• **WHAT YOU NEED TO DO**:
Write out each entry word for word.

Records from a data source

▼

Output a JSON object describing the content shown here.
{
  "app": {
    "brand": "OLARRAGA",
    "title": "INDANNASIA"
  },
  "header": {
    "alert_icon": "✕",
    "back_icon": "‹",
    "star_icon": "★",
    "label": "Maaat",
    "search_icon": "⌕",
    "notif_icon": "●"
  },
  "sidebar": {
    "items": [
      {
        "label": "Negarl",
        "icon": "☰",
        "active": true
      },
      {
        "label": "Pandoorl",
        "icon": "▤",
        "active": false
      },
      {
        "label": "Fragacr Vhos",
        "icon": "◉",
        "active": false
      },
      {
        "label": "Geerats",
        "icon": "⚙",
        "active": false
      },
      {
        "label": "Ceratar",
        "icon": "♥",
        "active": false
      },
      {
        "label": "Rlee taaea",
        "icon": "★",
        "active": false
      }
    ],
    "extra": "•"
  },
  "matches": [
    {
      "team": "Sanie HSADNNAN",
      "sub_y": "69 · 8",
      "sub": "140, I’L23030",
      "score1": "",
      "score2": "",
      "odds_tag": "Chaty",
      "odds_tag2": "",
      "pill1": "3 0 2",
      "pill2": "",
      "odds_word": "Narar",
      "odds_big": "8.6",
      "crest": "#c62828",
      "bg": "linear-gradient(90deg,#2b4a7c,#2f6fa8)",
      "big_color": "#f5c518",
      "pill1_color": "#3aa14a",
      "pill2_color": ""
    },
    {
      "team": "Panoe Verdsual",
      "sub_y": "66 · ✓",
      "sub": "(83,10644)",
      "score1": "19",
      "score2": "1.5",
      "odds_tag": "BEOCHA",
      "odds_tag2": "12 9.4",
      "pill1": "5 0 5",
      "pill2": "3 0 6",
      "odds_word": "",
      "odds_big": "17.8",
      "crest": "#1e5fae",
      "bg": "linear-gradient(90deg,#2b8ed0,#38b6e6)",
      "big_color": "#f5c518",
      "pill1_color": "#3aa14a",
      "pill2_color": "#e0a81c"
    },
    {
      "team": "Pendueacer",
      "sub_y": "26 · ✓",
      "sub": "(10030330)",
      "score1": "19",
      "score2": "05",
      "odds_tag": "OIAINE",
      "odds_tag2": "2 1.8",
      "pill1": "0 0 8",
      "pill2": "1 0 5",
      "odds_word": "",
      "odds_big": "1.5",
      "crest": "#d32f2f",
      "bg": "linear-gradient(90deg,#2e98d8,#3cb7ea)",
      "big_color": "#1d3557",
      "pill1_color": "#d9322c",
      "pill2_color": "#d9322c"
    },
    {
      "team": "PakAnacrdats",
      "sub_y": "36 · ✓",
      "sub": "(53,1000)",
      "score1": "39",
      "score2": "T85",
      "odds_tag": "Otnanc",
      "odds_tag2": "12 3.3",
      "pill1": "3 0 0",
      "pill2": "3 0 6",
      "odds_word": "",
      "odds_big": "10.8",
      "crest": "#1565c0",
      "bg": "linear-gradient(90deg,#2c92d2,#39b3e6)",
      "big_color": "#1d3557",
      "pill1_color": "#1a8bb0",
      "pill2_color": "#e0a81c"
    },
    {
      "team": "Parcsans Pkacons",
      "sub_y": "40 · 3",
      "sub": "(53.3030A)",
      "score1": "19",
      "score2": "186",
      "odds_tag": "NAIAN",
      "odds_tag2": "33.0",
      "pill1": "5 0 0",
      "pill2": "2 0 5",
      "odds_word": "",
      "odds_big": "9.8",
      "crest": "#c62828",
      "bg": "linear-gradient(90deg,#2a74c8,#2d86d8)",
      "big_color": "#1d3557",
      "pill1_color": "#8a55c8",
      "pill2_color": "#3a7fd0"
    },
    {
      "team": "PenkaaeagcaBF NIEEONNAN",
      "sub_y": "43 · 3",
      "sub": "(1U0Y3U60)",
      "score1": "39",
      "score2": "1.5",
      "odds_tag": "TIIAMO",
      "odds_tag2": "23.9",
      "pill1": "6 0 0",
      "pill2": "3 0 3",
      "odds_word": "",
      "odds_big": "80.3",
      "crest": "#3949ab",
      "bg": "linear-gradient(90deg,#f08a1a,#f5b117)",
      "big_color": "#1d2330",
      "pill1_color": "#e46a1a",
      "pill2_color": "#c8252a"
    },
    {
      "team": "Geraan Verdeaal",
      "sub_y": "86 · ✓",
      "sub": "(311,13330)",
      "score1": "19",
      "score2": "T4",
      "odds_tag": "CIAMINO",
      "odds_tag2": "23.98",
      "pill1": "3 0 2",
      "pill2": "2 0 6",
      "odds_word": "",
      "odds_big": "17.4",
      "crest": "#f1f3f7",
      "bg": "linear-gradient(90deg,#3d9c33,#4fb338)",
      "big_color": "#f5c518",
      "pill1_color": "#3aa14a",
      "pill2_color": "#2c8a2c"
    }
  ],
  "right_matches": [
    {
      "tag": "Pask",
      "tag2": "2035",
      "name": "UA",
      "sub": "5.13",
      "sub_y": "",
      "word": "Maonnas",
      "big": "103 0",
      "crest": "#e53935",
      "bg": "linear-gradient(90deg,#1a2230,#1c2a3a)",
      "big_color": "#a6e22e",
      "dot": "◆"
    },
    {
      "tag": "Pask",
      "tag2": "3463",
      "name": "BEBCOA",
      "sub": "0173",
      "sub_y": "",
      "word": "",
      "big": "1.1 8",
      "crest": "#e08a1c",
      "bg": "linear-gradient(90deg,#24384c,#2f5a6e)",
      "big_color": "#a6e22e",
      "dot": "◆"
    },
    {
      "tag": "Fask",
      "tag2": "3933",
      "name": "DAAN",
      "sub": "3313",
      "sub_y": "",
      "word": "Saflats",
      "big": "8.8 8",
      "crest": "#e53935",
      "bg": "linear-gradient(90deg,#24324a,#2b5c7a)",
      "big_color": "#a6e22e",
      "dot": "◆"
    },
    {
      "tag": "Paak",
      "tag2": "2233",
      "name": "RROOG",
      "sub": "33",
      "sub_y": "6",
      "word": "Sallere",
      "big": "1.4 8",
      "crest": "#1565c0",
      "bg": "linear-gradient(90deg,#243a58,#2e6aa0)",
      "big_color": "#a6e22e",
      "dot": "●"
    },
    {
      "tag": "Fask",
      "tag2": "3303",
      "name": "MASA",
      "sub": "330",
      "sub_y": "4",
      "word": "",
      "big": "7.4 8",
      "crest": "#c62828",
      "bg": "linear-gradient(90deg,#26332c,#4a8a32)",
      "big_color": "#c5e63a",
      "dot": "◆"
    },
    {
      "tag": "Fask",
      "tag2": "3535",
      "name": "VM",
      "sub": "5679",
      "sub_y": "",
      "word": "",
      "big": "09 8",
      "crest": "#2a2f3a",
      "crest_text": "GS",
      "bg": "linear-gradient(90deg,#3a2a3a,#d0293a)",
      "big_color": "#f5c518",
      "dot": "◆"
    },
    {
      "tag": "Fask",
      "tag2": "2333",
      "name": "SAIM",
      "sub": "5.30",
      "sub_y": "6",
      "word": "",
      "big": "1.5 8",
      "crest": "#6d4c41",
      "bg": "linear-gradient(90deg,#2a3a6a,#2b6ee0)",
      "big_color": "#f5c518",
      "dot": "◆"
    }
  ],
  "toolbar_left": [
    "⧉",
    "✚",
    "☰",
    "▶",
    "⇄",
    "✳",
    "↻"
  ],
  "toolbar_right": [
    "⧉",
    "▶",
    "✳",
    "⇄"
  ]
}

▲

• **OUTPUT BELOW**:
Output a JSON object describing the content shown here.
{
  "app": {
    "brand": "OLARRAGA",
    "title": "INDANNASIA"
  },
  "header": {
    "alert_icon": "✕",
    "back_icon": "‹",
    "star_icon": "★",
    "label": "Maaat",
    "search_icon": "⌕",
    "notif_icon": "●"
  },
  "sidebar": {
    "items": [
      {
        "label": "Negarl",
        "icon": "☰",
        "active": true
      },
      {
        "label": "Pandoorl",
        "icon": "▤",
        "active": false
      },
      {
        "label": "Fragacr Vhos",
        "icon": "◉",
        "active": false
      },
      {
        "label": "Geerats",
        "icon": "⚙",
        "active": false
      },
      {
        "label": "Ceratar",
        "icon": "♥",
        "active": false
      },
      {
        "label": "Rlee taaea",
        "icon": "★",
        "active": false
      }
    ],
    "extra": "•"
  },
  "matches": [
    {
      "team": "Sanie HSADNNAN",
      "sub_y": "69 · 8",
      "sub": "140, I’L23030",
      "score1": "",
      "score2": "",
      "odds_tag": "Chaty",
      "odds_tag2": "",
      "pill1": "3 0 2",
      "pill2": "",
      "odds_word": "Narar",
      "odds_big": "8.6",
      "crest": "#c62828",
      "bg": "linear-gradient(90deg,#2b4a7c,#2f6fa8)",
      "big_color": "#f5c518",
      "pill1_color": "#3aa14a",
      "pill2_color": ""
    },
    {
      "team": "Panoe Verdsual",
      "sub_y": "66 · ✓",
      "sub": "(83,10644)",
      "score1": "19",
      "score2": "1.5",
      "odds_tag": "BEOCHA",
      "odds_tag2": "12 9.4",
      "pill1": "5 0 5",
      "pill2": "3 0 6",
      "odds_word": "",
      "odds_big": "17.8",
      "crest": "#1e5fae",
      "bg": "linear-gradient(90deg,#2b8ed0,#38b6e6)",
      "big_color": "#f5c518",
      "pill1_color": "#3aa14a",
      "pill2_color": "#e0a81c"
    },
    {
      "team": "Pendueacer",
      "sub_y": "26 · ✓",
      "sub": "(10030330)",
      "score1": "19",
      "score2": "05",
      "odds_tag": "OIAINE",
      "odds_tag2": "2 1.8",
      "pill1": "0 0 8",
      "pill2": "1 0 5",
      "odds_word": "",
      "odds_big": "1.5",
      "crest": "#d32f2f",
      "bg": "linear-gradient(90deg,#2e98d8,#3cb7ea)",
      "big_color": "#1d3557",
      "pill1_color": "#d9322c",
      "pill2_color": "#d9322c"
    },
    {
      "team": "PakAnacrdats",
      "sub_y": "36 · ✓",
      "sub": "(53,1000)",
      "score1": "39",
      "score2": "T85",
      "odds_tag": "Otnanc",
      "odds_tag2": "12 3.3",
      "pill1": "3 0 0",
      "pill2": "3 0 6",
      "odds_word": "",
      "odds_big": "10.8",
      "crest": "#1565c0",
      "bg": "linear-gradient(90deg,#2c92d2,#39b3e6)",
      "big_color": "#1d3557",
      "pill1_color": "#1a8bb0",
      "pill2_color": "#e0a81c"
    },
    {
      "team": "Parcsans Pkacons",
      "sub_y": "40 · 3",
      "sub": "(53.3030A)",
      "score1": "19",
      "score2": "186",
      "odds_tag": "NAIAN",
      "odds_tag2": "33.0",
      "pill1": "5 0 0",
      "pill2": "2 0 5",
      "odds_word": "",
      "odds_big": "9.8",
      "crest": "#c62828",
      "bg": "linear-gradient(90deg,#2a74c8,#2d86d8)",
      "big_color": "#1d3557",
      "pill1_color": "#8a55c8",
      "pill2_color": "#3a7fd0"
    },
    {
      "team": "PenkaaeagcaBF NIEEONNAN",
      "sub_y": "43 · 3",
      "sub": "(1U0Y3U60)",
      "score1": "39",
      "score2": "1.5",
      "odds_tag": "TIIAMO",
      "odds_tag2": "23.9",
      "pill1": "6 0 0",
      "pill2": "3 0 3",
      "odds_word": "",
      "odds_big": "80.3",
      "crest": "#3949ab",
      "bg": "linear-gradient(90deg,#f08a1a,#f5b117)",
      "big_color": "#1d2330",
      "pill1_color": "#e46a1a",
      "pill2_color": "#c8252a"
    },
    {
      "team": "Geraan Verdeaal",
      "sub_y": "86 · ✓",
      "sub": "(311,13330)",
      "score1": "19",
      "score2": "T4",
      "odds_tag": "CIAMINO",
      "odds_tag2": "23.98",
      "pill1": "3 0 2",
      "pill2": "2 0 6",
      "odds_word": "",
      "odds_big": "17.4",
      "crest": "#f1f3f7",
      "bg": "linear-gradient(90deg,#3d9c33,#4fb338)",
      "big_color": "#f5c518",
      "pill1_color": "#3aa14a",
      "pill2_color": "#2c8a2c"
    }
  ],
  "right_matches": [
    {
      "tag": "Pask",
      "tag2": "2035",
      "name": "UA",
      "sub": "5.13",
      "sub_y": "",
      "word": "Maonnas",
      "big": "103 0",
      "crest": "#e53935",
      "bg": "linear-gradient(90deg,#1a2230,#1c2a3a)",
      "big_color": "#a6e22e",
      "dot": "◆"
    },
    {
      "tag": "Pask",
      "tag2": "3463",
      "name": "BEBCOA",
      "sub": "0173",
      "sub_y": "",
      "word": "",
      "big": "1.1 8",
      "crest": "#e08a1c",
      "bg": "linear-gradient(90deg,#24384c,#2f5a6e)",
      "big_color": "#a6e22e",
      "dot": "◆"
    },
    {
      "tag": "Fask",
      "tag2": "3933",
      "name": "DAAN",
      "sub": "3313",
      "sub_y": "",
      "word": "Saflats",
      "big": "8.8 8",
      "crest": "#e53935",
      "bg": "linear-gradient(90deg,#24324a,#2b5c7a)",
      "big_color": "#a6e22e",
      "dot": "◆"
    },
    {
      "tag": "Paak",
      "tag2": "2233",
      "name": "RROOG",
      "sub": "33",
      "sub_y": "6",
      "word": "Sallere",
      "big": "1.4 8",
      "crest": "#1565c0",
      "bg": "linear-gradient(90deg,#243a58,#2e6aa0)",
      "big_color": "#a6e22e",
      "dot": "●"
    },
    {
      "tag": "Fask",
      "tag2": "3303",
      "name": "MASA",
      "sub": "330",
      "sub_y": "4",
      "word": "",
      "big": "7.4 8",
      "crest": "#c62828",
      "bg": "linear-gradient(90deg,#26332c,#4a8a32)",
      "big_color": "#c5e63a",
      "dot": "◆"
    },
    {
      "tag": "Fask",
      "tag2": "3535",
      "name": "VM",
      "sub": "5679",
      "sub_y": "",
      "word": "",
      "big": "09 8",
      "crest": "#2a2f3a",
      "crest_text": "GS",
      "bg": "linear-gradient(90deg,#3a2a3a,#d0293a)",
      "big_color": "#f5c518",
      "dot": "◆"
    },
    {
      "tag": "Fask",
      "tag2": "2333",
      "name": "SAIM",
      "sub": "5.30",
      "sub_y": "6",
      "word": "",
      "big": "1.5 8",
      "crest": "#6d4c41",
      "bg": "linear-gradient(90deg,#2a3a6a,#2b6ee0)",
      "big_color": "#f5c518",
      "dot": "◆"
    }
  ],
  "toolbar_left": [
    "⧉",
    "✚",
    "☰",
    "▶",
    "⇄",
    "✳",
    "↻"
  ],
  "toolbar_right": [
    "⧉",
    "▶",
    "✳",
    "⇄"
  ]
}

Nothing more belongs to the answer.